My review of current literature suggests that the death of a sibling may be just as great as losing a parent (Paris et al., 2005). Siblings may spend up to 80 percent of their life together, share life worlds and families of origin (Packman et al., 2006). Losing a sibling during adolescence may be especially hard to endure (Hogan & DeSantis, 1994). Research also suggests adolescents experience loss differently to adults and children (Robin & Omar, 2014; Sood et al., 2006). It is a time when developmental milestones are reached (Packman et al, 2006); these may be different depending on early, middle or late adolescence (Robin & Omar, 2014). Where the loss is sudden, for example, by accidental death, homicide or suicide, it may leave no time to say goodbye (Horsley & Patterson, 2006). This may interrupt the developmental process, particularly identity formation. Support from family and peers may be important to this process (Horsley & Patterson, 2006). Whilst current literature on losing a child is well documented, research on losing a sibling particularly during adolescence is sparse (Davidson, 2018). Furthermore, where research has been undertaken, it has either related to sibling death generally, included all children or has not specified the type of death. Indeed, many existing research studies were undertaken in the 1980’s/early 1990’s or look at sibling death through chronic illness (Forward & Garlie, 2003). Very few studies look specifically at sudden sibling death in adolescence. I hope to address this gap through my research.

My research has been approved by Metanoia/ Middlesex University Ethics Committee (see attached documents) and I have given very careful consideration to participant’s safety.

Given the nature of my research, I am carrying out a pre-interview questionnaire to ensure participants are not suffering from prolonged grief (ICD 11: WHO, 2019).

To date I have advertised through ‘gatekeepers’ rather than directly on Facebook, for example.

I have managed to recruit five participants through bereavement charities but ideally would like a few more. I can be contacted by email at zara.wolfenden@metanoia.ac.uk or by phone (07899 943104).

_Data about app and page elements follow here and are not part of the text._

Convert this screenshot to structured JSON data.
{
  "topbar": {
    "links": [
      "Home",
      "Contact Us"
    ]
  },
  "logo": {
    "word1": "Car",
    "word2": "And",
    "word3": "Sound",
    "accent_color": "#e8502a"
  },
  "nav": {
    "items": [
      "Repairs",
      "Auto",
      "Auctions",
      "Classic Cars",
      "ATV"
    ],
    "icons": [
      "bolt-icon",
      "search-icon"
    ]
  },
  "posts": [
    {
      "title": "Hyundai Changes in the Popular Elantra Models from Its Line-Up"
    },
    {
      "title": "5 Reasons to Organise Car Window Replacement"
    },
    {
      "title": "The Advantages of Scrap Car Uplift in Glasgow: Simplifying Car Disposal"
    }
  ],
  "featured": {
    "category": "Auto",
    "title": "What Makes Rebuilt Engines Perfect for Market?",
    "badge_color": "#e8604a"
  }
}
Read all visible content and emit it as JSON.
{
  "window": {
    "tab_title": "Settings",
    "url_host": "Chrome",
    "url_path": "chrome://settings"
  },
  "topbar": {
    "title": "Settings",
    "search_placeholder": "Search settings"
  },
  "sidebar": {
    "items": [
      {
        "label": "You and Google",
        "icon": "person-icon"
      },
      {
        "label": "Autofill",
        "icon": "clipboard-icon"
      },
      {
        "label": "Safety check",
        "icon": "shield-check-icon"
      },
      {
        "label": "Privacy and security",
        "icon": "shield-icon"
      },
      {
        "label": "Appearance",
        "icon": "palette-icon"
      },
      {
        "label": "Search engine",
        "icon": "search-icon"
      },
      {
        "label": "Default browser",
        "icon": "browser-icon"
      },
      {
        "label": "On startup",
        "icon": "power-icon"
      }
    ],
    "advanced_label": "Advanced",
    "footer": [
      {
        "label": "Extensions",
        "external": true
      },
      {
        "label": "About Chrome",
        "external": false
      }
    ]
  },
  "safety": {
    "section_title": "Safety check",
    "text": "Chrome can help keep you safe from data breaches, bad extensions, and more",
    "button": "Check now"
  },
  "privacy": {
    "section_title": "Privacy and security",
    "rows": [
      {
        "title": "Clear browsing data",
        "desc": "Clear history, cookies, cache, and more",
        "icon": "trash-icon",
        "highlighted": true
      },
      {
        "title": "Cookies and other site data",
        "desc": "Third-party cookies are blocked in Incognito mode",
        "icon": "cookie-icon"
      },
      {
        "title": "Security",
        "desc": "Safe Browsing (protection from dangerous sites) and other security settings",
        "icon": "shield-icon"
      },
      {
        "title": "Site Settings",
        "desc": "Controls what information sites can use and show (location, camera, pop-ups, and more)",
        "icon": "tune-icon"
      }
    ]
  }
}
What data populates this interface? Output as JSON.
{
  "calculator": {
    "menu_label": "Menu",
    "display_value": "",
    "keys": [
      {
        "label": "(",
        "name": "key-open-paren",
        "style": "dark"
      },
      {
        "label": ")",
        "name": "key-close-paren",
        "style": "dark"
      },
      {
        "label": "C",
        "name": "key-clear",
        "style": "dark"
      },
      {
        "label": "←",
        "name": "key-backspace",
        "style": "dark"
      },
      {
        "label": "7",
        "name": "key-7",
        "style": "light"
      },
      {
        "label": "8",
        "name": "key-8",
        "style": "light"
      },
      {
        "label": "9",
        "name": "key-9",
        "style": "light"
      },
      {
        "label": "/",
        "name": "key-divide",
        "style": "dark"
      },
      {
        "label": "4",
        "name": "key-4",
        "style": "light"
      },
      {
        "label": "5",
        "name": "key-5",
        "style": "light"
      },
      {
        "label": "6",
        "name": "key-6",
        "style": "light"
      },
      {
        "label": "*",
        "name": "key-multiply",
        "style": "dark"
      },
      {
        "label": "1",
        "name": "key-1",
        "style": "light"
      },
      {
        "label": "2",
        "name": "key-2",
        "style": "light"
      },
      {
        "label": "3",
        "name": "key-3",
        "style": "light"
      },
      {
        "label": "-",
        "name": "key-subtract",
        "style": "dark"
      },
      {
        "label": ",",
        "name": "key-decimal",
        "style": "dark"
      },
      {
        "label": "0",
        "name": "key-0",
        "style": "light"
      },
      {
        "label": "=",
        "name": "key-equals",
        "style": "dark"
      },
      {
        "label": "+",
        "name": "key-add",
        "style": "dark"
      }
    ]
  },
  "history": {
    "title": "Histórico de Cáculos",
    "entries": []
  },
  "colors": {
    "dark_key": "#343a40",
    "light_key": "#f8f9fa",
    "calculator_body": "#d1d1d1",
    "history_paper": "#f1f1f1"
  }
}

Should you need to speak to my supervisor her contact details are: Dr Maxine Daniels at maxine.daniels@metanoia.ac.uk'